Commercial interest had been roused in the 1840s by the discovery of fossilised remains at the base of outcrops of shelly crag along the coastline of Essex and Suffolk. A distinguished chemist, Professor John Stevens Henslow had found the fossilised remains of aquatic animals in the cliffs at Felixstowe Ferry in 1845 on which his experiments produced phosphoric acid. Bones had long been known as a source of phosphates for agricultural fertilisers and these phosphatic nodules were quickly recognised as an alternative artificial fertiliser. They were known as coprolites (from the Greek j oo q os or dung, and k i h os or stone) in the mistaken belief that they were fossilised animal excrement. Large coprolite deposits were also found in the Cambridgeshire and Bedfordshire gault and greensand but it appears that they may have been first exploited in the Suffolk crag. The Cambridgeshire deposits led to a coprolite mining "rush" and some agricultural land values rose as speculators moved in.
John Crabtree, then Clerk to the Mary Warner Trustees, recorded in his notebook:
"Ju1y 29 1850 - Messrs Edward Ransby of the Star Inn, Bawdsey and Mr Francis Robinson of Bawdsey called about coprolites on John May's farm; agreed to let Ransby know when I went to Boyton and then would meet them".
"5 November 1850 - Memorandum. It was agreed this day between the Trustees of the Boyton Charity (by Mr Crabtree their agent) Mr Wm. Miller of Boyton and Mr Edward Packard of Saxmundham as follows: The Trustees agree to sell the Coprolite that may be found on Mr Miller's farm [Valley Farm] at Boyton to Mr Packard who is to be considered the owner thereof. Mr Miller to dig, sift and cart the same in a proper marketable state to be delivered free of all expense at Boyton Dock and put on board a vessel & the same to be dug in such a manner as in least possible way to affect the property. Mr Packard to pay to the Trustees the net sum of ten shillings per ton free of all deductions and to pay Mr Miller one pound per ton on delivery. The Trustees or Mr Packard to have the liberty of putting an end to this agreement upon giving one month's notice."
Signed John Crabtree William Miller Edwd. Packard
Seventy-one tons were sold under this agreement and in 1851 coprolite diggings began on John May's farm. On 15 November that year, Crabtree noted "Up to this day, Mr May has sold 50 tons of coprolite to Packard which went to the North. There is now lying at Boyton Dock from May's about 60 tons, 40 tons of which is sold to Packard. There is now lying at the back of May's barn about 100 tons in heaps. Memorandum: May pays Bennington 7d per ton for dock charges. Bennington to this time has worked and screened about 42 tons and there is another heap in progress". [Bennington was the tenant of Dock Farm.].
Between 1850 and 1857, over 1600 tons of coprolites were dug and shipped from Boyton. By that time the seams on May's farm were exhausted.

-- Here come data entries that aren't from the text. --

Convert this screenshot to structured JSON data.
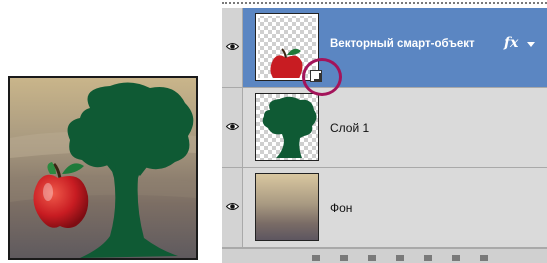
{
  "layers_panel": {
    "layers": [
      {
        "name": "Векторный смарт-объект",
        "selected": true,
        "visible": true,
        "thumbnail": "apple",
        "has_effects": true,
        "effects_icon": "fx",
        "smart_object_badge": true
      },
      {
        "name": "Слой 1",
        "selected": false,
        "visible": true,
        "thumbnail": "tree"
      },
      {
        "name": "Фон",
        "selected": false,
        "visible": true,
        "thumbnail": "landscape-photo"
      }
    ],
    "highlight": "smart-object-badge",
    "colors": {
      "selected_row": "#5b86c2",
      "callout": "#a3145a",
      "tree": "#0f5a34",
      "apple": "#c81c22"
    }
  },
  "canvas_preview": {
    "content": [
      "landscape-background",
      "tree-silhouette",
      "red-apple"
    ]
  }
}
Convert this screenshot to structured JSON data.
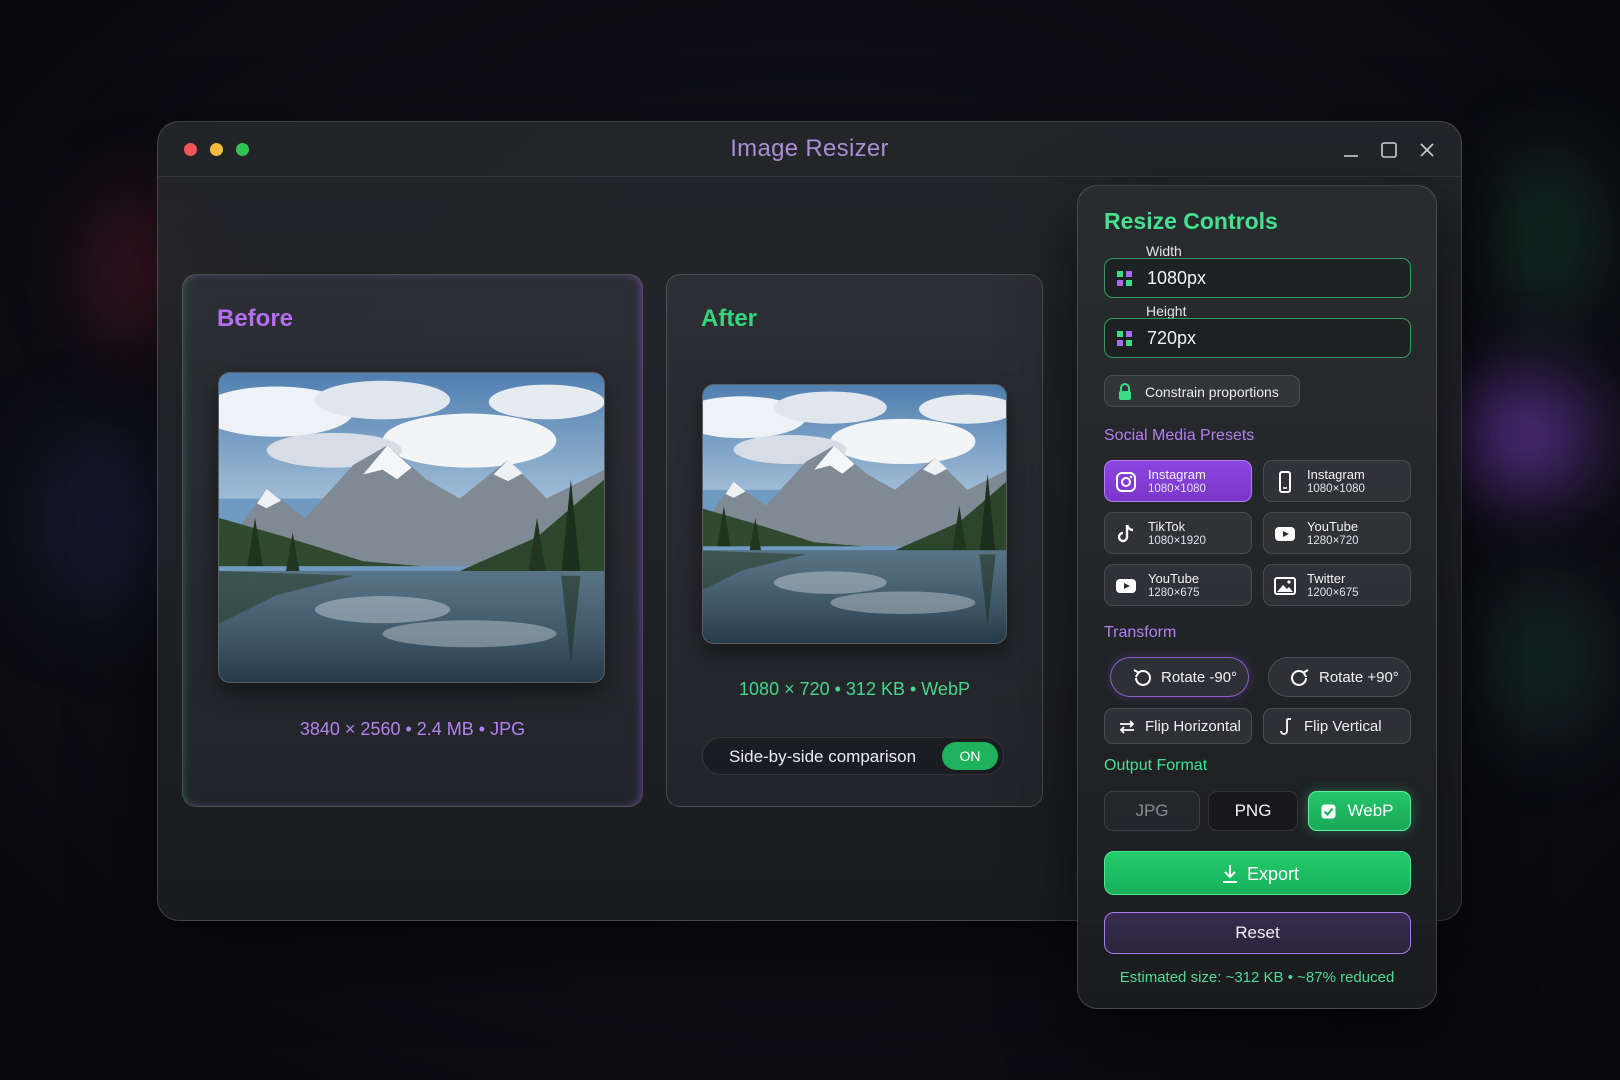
{
  "window": {
    "title": "Image Resizer"
  },
  "before": {
    "title": "Before",
    "meta": "3840 × 2560 • 2.4 MB • JPG"
  },
  "after": {
    "title": "After",
    "meta": "1080 × 720 • 312 KB • WebP",
    "comparison_label": "Side-by-side comparison",
    "comparison_state": "ON"
  },
  "controls": {
    "title": "Resize Controls",
    "width_label": "Width",
    "width_value": "1080px",
    "height_label": "Height",
    "height_value": "720px",
    "constrain_label": "Constrain proportions",
    "presets_title": "Social Media Presets",
    "presets": [
      {
        "name": "Instagram",
        "size": "1080×1080",
        "icon": "instagram-icon",
        "active": true
      },
      {
        "name": "Instagram",
        "size": "1080×1080",
        "icon": "phone-icon",
        "active": false
      },
      {
        "name": "TikTok",
        "size": "1080×1920",
        "icon": "tiktok-icon",
        "active": false
      },
      {
        "name": "YouTube",
        "size": "1280×720",
        "icon": "youtube-icon",
        "active": false
      },
      {
        "name": "YouTube",
        "size": "1280×675",
        "icon": "youtube-icon",
        "active": false
      },
      {
        "name": "Twitter",
        "size": "1200×675",
        "icon": "image-icon",
        "active": false
      }
    ],
    "transform_title": "Transform",
    "rotate_left": "Rotate -90°",
    "rotate_right": "Rotate +90°",
    "flip_h": "Flip Horizontal",
    "flip_v": "Flip Vertical",
    "output_title": "Output Format",
    "formats": [
      "JPG",
      "PNG",
      "WebP"
    ],
    "selected_format": "WebP",
    "export_label": "Export",
    "reset_label": "Reset",
    "estimate": "Estimated size: ~312 KB • ~87% reduced"
  },
  "colors": {
    "accent_green": "#22cc6c",
    "accent_purple": "#8c45e0",
    "title_purple": "#a98ed6"
  }
}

Edward Packard was not the only purchaser of Suffolk coprolite; James Fison shipped over 2100 tons to King's Lynn from the Deben, Bawdsey, Boyton, Woodbridge, Ipswich & Harwich in the same period. Packard later joined with the Ipswich firm of Prentice in a fertiliser factory in Ipswich which was subsequently taken over by Fisons.

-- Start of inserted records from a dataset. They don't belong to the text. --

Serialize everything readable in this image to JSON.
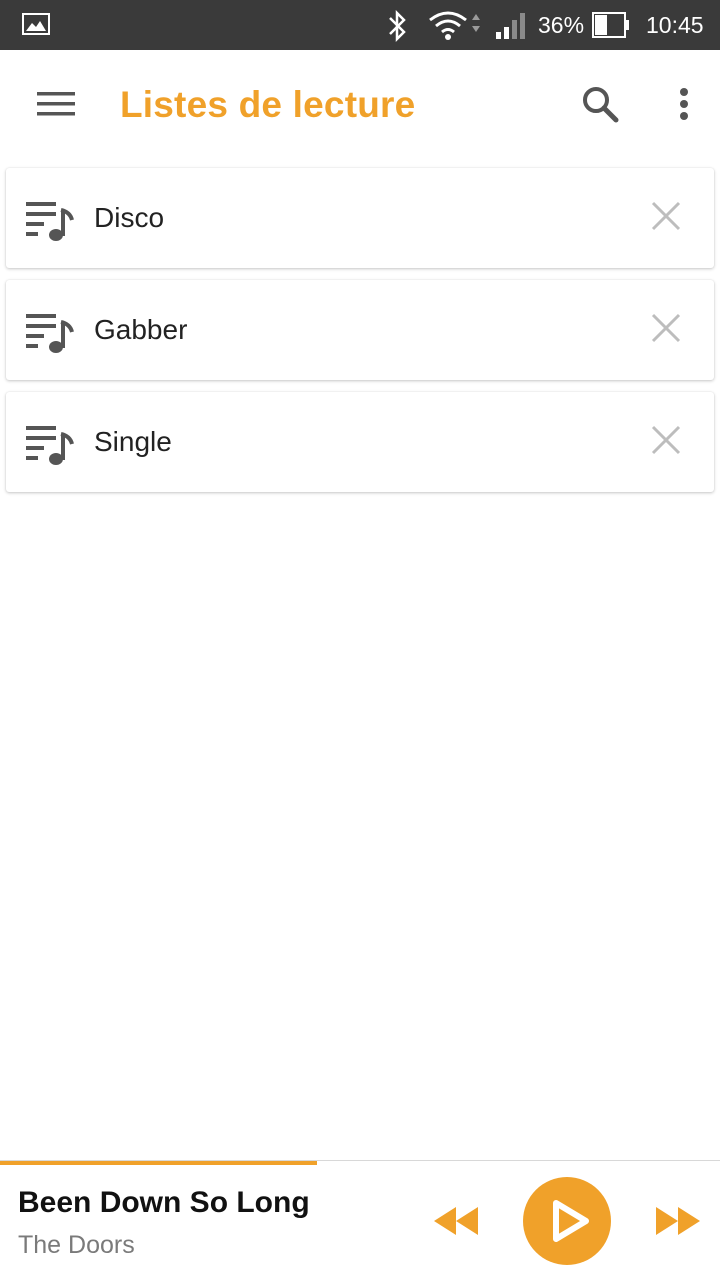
{
  "status_bar": {
    "battery_percent": "36%",
    "time": "10:45",
    "icons": [
      "gallery-icon",
      "bluetooth-icon",
      "wifi-icon",
      "signal-icon",
      "battery-icon"
    ]
  },
  "app_bar": {
    "title": "Listes de lecture",
    "icons": [
      "menu-icon",
      "search-icon",
      "more-vert-icon"
    ]
  },
  "playlists": [
    {
      "name": "Disco"
    },
    {
      "name": "Gabber"
    },
    {
      "name": "Single"
    }
  ],
  "now_playing": {
    "title": "Been Down So Long",
    "artist": "The Doors",
    "progress": 0.44
  },
  "colors": {
    "accent": "#f0a12a",
    "status_bar": "#3a3a3a",
    "icon_gray": "#555555",
    "close_gray": "#bdbdbd"
  }
}
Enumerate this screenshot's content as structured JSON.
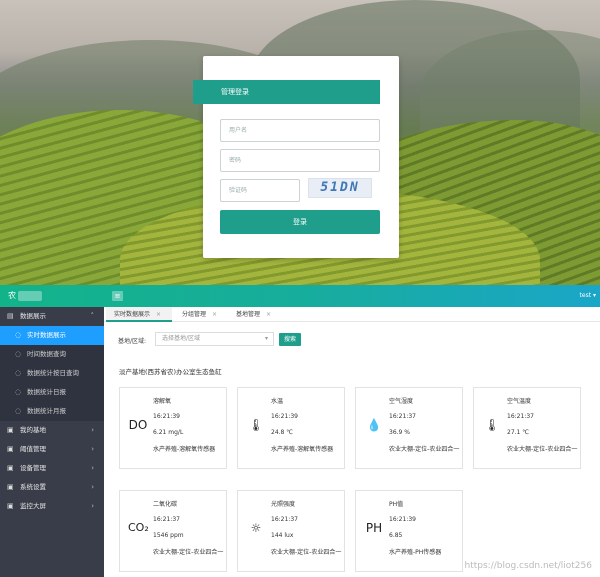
{
  "login": {
    "title": "管理登录",
    "username_placeholder": "用户名",
    "password_placeholder": "密码",
    "captcha_placeholder": "验证码",
    "captcha_text": "51DN",
    "submit_label": "登录"
  },
  "dashboard": {
    "logo_text": "农",
    "user_label": "test ▾",
    "sidebar": [
      {
        "label": "数据展示",
        "icon": "list-icon",
        "type": "group",
        "expanded": true
      },
      {
        "label": "实时数据展示",
        "icon": "bullet-icon",
        "type": "sub",
        "active": true
      },
      {
        "label": "时间数据查询",
        "icon": "bullet-icon",
        "type": "sub"
      },
      {
        "label": "数据统计按日查询",
        "icon": "bullet-icon",
        "type": "sub"
      },
      {
        "label": "数据统计日报",
        "icon": "bullet-icon",
        "type": "sub"
      },
      {
        "label": "数据统计月报",
        "icon": "bullet-icon",
        "type": "sub"
      },
      {
        "label": "我的基地",
        "icon": "group-icon",
        "type": "group"
      },
      {
        "label": "阈值管理",
        "icon": "group-icon",
        "type": "group"
      },
      {
        "label": "设备管理",
        "icon": "group-icon",
        "type": "group"
      },
      {
        "label": "系统设置",
        "icon": "group-icon",
        "type": "group"
      },
      {
        "label": "监控大屏",
        "icon": "group-icon",
        "type": "group"
      }
    ],
    "tabs": [
      {
        "label": "实时数据展示",
        "active": true
      },
      {
        "label": "分组管理",
        "active": false
      },
      {
        "label": "基地管理",
        "active": false
      }
    ],
    "filter": {
      "label": "基地/区域:",
      "placeholder": "选择基地/区域",
      "search_label": "搜索"
    },
    "section_title": "淡产基地(西苏省农)办公室生态鱼缸",
    "cards": [
      {
        "icon_text": "DO",
        "name": "溶解氧",
        "time": "16:21:39",
        "value": "6.21 mg/L",
        "location": "水产养殖-溶解氧传感器"
      },
      {
        "icon_text": "🌡",
        "name": "水温",
        "time": "16:21:39",
        "value": "24.8 ℃",
        "location": "水产养殖-溶解氧传感器"
      },
      {
        "icon_text": "💧",
        "name": "空气湿度",
        "time": "16:21:37",
        "value": "36.9 %",
        "location": "农业大棚-定位-农业四合一"
      },
      {
        "icon_text": "🌡",
        "name": "空气温度",
        "time": "16:21:37",
        "value": "27.1 ℃",
        "location": "农业大棚-定位-农业四合一"
      },
      {
        "icon_text": "CO₂",
        "name": "二氧化碳",
        "time": "16:21:37",
        "value": "1546 ppm",
        "location": "农业大棚-定位-农业四合一"
      },
      {
        "icon_text": "☼",
        "name": "光照强度",
        "time": "16:21:37",
        "value": "144 lux",
        "location": "农业大棚-定位-农业四合一"
      },
      {
        "icon_text": "PH",
        "name": "PH值",
        "time": "16:21:39",
        "value": "6.85",
        "location": "水产养殖-PH传感器"
      }
    ],
    "watermark": "https://blog.csdn.net/liot256"
  },
  "colors": {
    "accent": "#1e9e8b",
    "sidebar_bg": "#393d49",
    "sidebar_active": "#1e9fff"
  }
}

White's Directory of Suffolk for 1885 records:
"The manufacture of phosphatic and other artificial manures from coprolites is carried on at Ipswich, Bramford, Stowmarket and other places by Messrs. Packard, Messrs. Fison, Messrs. Chapman & Co., Messrs. Prentice & Co. and Messrs. Noble Co.. Some extent of this manufacture may be formed from the fact that Messrs. Packard alone employ steam to the extent of more than 800 horsepower. There are extensive beds of coprolite in Suffolk, chiefly at Kirton, Trimley, Felixstowe, Bawdsey, Alderton and other places in the Colneis and Wilford Hundreds..."
There was a gap of over ten years before coprolite digging restarted, this time on Boyton marshes, part of William Miller's farm (Valley Farm). Between 1870 and 1880 over 2500 tons were sold from Miller's farm to George Ling (who took over the tenancy from Miller in 1877). The coprolite business declined in the 1880s owing to cheaper imports of phosphates mainly from the USA. There is no doubt that the Trustees of the charity made substantial amounts of money from royalties in the boom years which enabled them to add new cottages on the farms, to increase the pensions to almspeople, to rebuild the marsh wall near Flybury Point, and to invest the rest in 3% Consols.
Bernard O'Connor has researched coprolites in Suffolk and more informations can be found on his site. However, you have to pay for details on Boyton, Ipswich and Felixstowe; details on other villages are freely available.